## Information provided
Segment Open

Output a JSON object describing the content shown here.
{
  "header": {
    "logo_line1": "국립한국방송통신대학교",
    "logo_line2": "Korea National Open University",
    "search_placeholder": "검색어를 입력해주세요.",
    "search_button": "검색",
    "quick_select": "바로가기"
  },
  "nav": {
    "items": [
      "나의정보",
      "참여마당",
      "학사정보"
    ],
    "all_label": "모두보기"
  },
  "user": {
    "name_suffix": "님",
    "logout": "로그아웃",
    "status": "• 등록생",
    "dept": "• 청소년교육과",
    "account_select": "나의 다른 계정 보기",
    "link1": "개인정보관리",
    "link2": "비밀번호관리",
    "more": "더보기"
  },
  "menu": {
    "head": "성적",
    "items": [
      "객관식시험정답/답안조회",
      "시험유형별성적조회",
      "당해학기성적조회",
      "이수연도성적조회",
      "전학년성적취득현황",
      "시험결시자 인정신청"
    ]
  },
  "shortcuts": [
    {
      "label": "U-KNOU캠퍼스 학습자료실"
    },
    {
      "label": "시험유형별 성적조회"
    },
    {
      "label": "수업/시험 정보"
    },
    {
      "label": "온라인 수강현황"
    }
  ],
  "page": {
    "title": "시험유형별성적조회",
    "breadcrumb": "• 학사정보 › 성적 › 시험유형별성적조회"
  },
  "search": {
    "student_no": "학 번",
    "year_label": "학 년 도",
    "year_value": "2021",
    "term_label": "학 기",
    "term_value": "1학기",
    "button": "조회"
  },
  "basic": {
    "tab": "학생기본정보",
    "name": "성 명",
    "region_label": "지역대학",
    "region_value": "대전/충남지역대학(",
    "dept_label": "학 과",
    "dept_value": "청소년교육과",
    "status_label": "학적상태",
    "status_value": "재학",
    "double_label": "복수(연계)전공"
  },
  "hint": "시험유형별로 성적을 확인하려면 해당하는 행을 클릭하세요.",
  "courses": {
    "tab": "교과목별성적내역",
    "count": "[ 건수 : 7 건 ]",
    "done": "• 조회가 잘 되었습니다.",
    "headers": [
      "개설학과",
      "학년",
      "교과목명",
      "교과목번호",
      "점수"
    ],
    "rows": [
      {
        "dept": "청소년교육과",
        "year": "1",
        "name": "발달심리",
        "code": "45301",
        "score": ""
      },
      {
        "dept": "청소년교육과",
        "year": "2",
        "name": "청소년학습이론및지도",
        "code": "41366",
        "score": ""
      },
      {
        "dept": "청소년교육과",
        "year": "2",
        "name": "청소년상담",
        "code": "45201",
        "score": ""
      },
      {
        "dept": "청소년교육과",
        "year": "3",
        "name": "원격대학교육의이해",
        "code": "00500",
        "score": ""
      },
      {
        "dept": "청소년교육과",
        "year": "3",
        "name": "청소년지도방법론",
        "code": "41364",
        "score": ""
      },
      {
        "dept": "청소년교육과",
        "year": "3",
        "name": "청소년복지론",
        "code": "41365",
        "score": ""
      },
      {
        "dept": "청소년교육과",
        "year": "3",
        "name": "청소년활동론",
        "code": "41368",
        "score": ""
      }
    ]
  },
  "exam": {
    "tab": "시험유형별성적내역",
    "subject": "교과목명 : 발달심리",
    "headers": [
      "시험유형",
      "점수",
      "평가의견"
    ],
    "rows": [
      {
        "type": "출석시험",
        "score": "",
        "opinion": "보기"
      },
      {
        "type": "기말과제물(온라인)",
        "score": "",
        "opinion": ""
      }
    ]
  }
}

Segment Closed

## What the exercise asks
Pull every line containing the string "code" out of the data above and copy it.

## Exercise answer
        "code": "45301",
        "code": "41366",
        "code": "45201",
        "code": "00500",
        "code": "41364",
        "code": "41365",
        "code": "41368",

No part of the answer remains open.